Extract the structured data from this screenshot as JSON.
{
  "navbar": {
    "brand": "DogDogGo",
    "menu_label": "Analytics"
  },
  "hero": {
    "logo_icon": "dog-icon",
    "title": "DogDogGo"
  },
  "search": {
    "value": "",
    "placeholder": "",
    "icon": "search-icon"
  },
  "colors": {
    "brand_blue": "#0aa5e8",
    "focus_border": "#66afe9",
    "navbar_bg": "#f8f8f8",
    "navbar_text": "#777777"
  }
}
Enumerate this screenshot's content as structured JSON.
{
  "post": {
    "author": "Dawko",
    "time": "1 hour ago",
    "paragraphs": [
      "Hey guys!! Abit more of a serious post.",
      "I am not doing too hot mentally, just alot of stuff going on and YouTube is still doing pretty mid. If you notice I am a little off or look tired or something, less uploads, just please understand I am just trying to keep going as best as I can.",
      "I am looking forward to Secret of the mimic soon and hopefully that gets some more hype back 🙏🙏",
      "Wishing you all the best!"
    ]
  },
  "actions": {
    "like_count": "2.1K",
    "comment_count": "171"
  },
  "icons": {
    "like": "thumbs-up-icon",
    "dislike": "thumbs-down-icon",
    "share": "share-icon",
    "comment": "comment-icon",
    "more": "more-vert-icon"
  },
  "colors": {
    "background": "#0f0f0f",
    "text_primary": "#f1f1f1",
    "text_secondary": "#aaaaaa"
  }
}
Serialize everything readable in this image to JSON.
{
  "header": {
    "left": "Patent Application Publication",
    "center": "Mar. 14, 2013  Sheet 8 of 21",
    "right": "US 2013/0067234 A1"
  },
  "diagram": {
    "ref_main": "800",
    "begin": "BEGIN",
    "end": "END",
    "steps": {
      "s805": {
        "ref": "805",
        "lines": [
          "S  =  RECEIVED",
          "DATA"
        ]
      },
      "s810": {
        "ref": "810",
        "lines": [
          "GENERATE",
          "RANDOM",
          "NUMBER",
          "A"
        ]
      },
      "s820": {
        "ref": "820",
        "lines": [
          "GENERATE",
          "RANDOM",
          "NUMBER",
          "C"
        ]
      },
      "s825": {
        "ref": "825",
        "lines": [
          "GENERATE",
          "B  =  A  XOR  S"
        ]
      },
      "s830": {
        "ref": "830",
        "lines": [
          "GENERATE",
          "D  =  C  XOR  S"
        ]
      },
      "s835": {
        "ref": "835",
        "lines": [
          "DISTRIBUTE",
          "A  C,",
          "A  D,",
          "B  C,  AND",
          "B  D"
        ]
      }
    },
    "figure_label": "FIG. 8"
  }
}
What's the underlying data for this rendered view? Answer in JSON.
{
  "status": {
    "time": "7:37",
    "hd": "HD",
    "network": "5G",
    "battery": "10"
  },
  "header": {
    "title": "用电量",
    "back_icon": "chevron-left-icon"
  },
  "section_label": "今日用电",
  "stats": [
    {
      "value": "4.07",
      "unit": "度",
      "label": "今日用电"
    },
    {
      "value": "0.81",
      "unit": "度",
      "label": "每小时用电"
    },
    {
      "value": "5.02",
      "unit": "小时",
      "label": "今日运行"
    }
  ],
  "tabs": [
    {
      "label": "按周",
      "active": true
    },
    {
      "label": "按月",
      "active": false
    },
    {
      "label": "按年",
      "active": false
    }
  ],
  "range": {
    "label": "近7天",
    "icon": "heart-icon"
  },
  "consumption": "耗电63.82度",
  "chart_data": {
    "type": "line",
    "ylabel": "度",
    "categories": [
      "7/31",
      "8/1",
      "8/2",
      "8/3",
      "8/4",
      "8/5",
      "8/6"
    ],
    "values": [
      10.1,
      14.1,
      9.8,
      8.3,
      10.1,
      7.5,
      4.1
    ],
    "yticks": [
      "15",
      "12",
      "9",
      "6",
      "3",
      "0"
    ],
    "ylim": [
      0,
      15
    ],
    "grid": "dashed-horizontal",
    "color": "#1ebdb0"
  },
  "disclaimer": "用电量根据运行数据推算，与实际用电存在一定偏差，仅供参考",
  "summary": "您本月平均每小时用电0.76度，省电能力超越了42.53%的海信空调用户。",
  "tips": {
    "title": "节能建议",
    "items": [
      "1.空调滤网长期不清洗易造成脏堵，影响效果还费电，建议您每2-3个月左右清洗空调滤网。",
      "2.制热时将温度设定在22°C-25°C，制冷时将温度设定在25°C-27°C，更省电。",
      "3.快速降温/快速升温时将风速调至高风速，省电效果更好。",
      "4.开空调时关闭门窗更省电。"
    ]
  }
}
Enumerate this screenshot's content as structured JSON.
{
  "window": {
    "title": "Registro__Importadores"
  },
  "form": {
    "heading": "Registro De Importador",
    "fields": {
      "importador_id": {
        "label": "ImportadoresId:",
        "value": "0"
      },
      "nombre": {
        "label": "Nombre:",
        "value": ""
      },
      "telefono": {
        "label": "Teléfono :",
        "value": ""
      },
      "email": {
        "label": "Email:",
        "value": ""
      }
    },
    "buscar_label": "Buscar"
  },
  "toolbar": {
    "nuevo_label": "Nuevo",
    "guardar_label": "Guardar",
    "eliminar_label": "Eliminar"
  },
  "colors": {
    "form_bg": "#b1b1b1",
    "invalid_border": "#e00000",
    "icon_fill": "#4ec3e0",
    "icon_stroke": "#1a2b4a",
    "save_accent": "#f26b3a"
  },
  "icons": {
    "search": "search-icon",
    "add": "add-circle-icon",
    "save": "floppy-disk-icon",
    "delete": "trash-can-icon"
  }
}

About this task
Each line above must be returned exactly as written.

Output for this exercise
Extract the structured data from this screenshot as JSON.
{
  "navbar": {
    "brand": "DogDogGo",
    "menu_label": "Analytics"
  },
  "hero": {
    "logo_icon": "dog-icon",
    "title": "DogDogGo"
  },
  "search": {
    "value": "",
    "placeholder": "",
    "icon": "search-icon"
  },
  "colors": {
    "brand_blue": "#0aa5e8",
    "focus_border": "#66afe9",
    "navbar_bg": "#f8f8f8",
    "navbar_text": "#777777"
  }
}
Enumerate this screenshot's content as structured JSON.
{
  "post": {
    "author": "Dawko",
    "time": "1 hour ago",
    "paragraphs": [
      "Hey guys!! Abit more of a serious post.",
      "I am not doing too hot mentally, just alot of stuff going on and YouTube is still doing pretty mid. If you notice I am a little off or look tired or something, less uploads, just please understand I am just trying to keep going as best as I can.",
      "I am looking forward to Secret of the mimic soon and hopefully that gets some more hype back 🙏🙏",
      "Wishing you all the best!"
    ]
  },
  "actions": {
    "like_count": "2.1K",
    "comment_count": "171"
  },
  "icons": {
    "like": "thumbs-up-icon",
    "dislike": "thumbs-down-icon",
    "share": "share-icon",
    "comment": "comment-icon",
    "more": "more-vert-icon"
  },
  "colors": {
    "background": "#0f0f0f",
    "text_primary": "#f1f1f1",
    "text_secondary": "#aaaaaa"
  }
}
Serialize everything readable in this image to JSON.
{
  "header": {
    "left": "Patent Application Publication",
    "center": "Mar. 14, 2013  Sheet 8 of 21",
    "right": "US 2013/0067234 A1"
  },
  "diagram": {
    "ref_main": "800",
    "begin": "BEGIN",
    "end": "END",
    "steps": {
      "s805": {
        "ref": "805",
        "lines": [
          "S  =  RECEIVED",
          "DATA"
        ]
      },
      "s810": {
        "ref": "810",
        "lines": [
          "GENERATE",
          "RANDOM",
          "NUMBER",
          "A"
        ]
      },
      "s820": {
        "ref": "820",
        "lines": [
          "GENERATE",
          "RANDOM",
          "NUMBER",
          "C"
        ]
      },
      "s825": {
        "ref": "825",
        "lines": [
          "GENERATE",
          "B  =  A  XOR  S"
        ]
      },
      "s830": {
        "ref": "830",
        "lines": [
          "GENERATE",
          "D  =  C  XOR  S"
        ]
      },
      "s835": {
        "ref": "835",
        "lines": [
          "DISTRIBUTE",
          "A  C,",
          "A  D,",
          "B  C,  AND",
          "B  D"
        ]
      }
    },
    "figure_label": "FIG. 8"
  }
}
What's the underlying data for this rendered view? Answer in JSON.
{
  "status": {
    "time": "7:37",
    "hd": "HD",
    "network": "5G",
    "battery": "10"
  },
  "header": {
    "title": "用电量",
    "back_icon": "chevron-left-icon"
  },
  "section_label": "今日用电",
  "stats": [
    {
      "value": "4.07",
      "unit": "度",
      "label": "今日用电"
    },
    {
      "value": "0.81",
      "unit": "度",
      "label": "每小时用电"
    },
    {
      "value": "5.02",
      "unit": "小时",
      "label": "今日运行"
    }
  ],
  "tabs": [
    {
      "label": "按周",
      "active": true
    },
    {
      "label": "按月",
      "active": false
    },
    {
      "label": "按年",
      "active": false
    }
  ],
  "range": {
    "label": "近7天",
    "icon": "heart-icon"
  },
  "consumption": "耗电63.82度",
  "chart_data": {
    "type": "line",
    "ylabel": "度",
    "categories": [
      "7/31",
      "8/1",
      "8/2",
      "8/3",
      "8/4",
      "8/5",
      "8/6"
    ],
    "values": [
      10.1,
      14.1,
      9.8,
      8.3,
      10.1,
      7.5,
      4.1
    ],
    "yticks": [
      "15",
      "12",
      "9",
      "6",
      "3",
      "0"
    ],
    "ylim": [
      0,
      15
    ],
    "grid": "dashed-horizontal",
    "color": "#1ebdb0"
  },
  "disclaimer": "用电量根据运行数据推算，与实际用电存在一定偏差，仅供参考",
  "summary": "您本月平均每小时用电0.76度，省电能力超越了42.53%的海信空调用户。",
  "tips": {
    "title": "节能建议",
    "items": [
      "1.空调滤网长期不清洗易造成脏堵，影响效果还费电，建议您每2-3个月左右清洗空调滤网。",
      "2.制热时将温度设定在22°C-25°C，制冷时将温度设定在25°C-27°C，更省电。",
      "3.快速降温/快速升温时将风速调至高风速，省电效果更好。",
      "4.开空调时关闭门窗更省电。"
    ]
  }
}
Enumerate this screenshot's content as structured JSON.
{
  "window": {
    "title": "Registro__Importadores"
  },
  "form": {
    "heading": "Registro De Importador",
    "fields": {
      "importador_id": {
        "label": "ImportadoresId:",
        "value": "0"
      },
      "nombre": {
        "label": "Nombre:",
        "value": ""
      },
      "telefono": {
        "label": "Teléfono :",
        "value": ""
      },
      "email": {
        "label": "Email:",
        "value": ""
      }
    },
    "buscar_label": "Buscar"
  },
  "toolbar": {
    "nuevo_label": "Nuevo",
    "guardar_label": "Guardar",
    "eliminar_label": "Eliminar"
  },
  "colors": {
    "form_bg": "#b1b1b1",
    "invalid_border": "#e00000",
    "icon_fill": "#4ec3e0",
    "icon_stroke": "#1a2b4a",
    "save_accent": "#f26b3a"
  },
  "icons": {
    "search": "search-icon",
    "add": "add-circle-icon",
    "save": "floppy-disk-icon",
    "delete": "trash-can-icon"
  }
}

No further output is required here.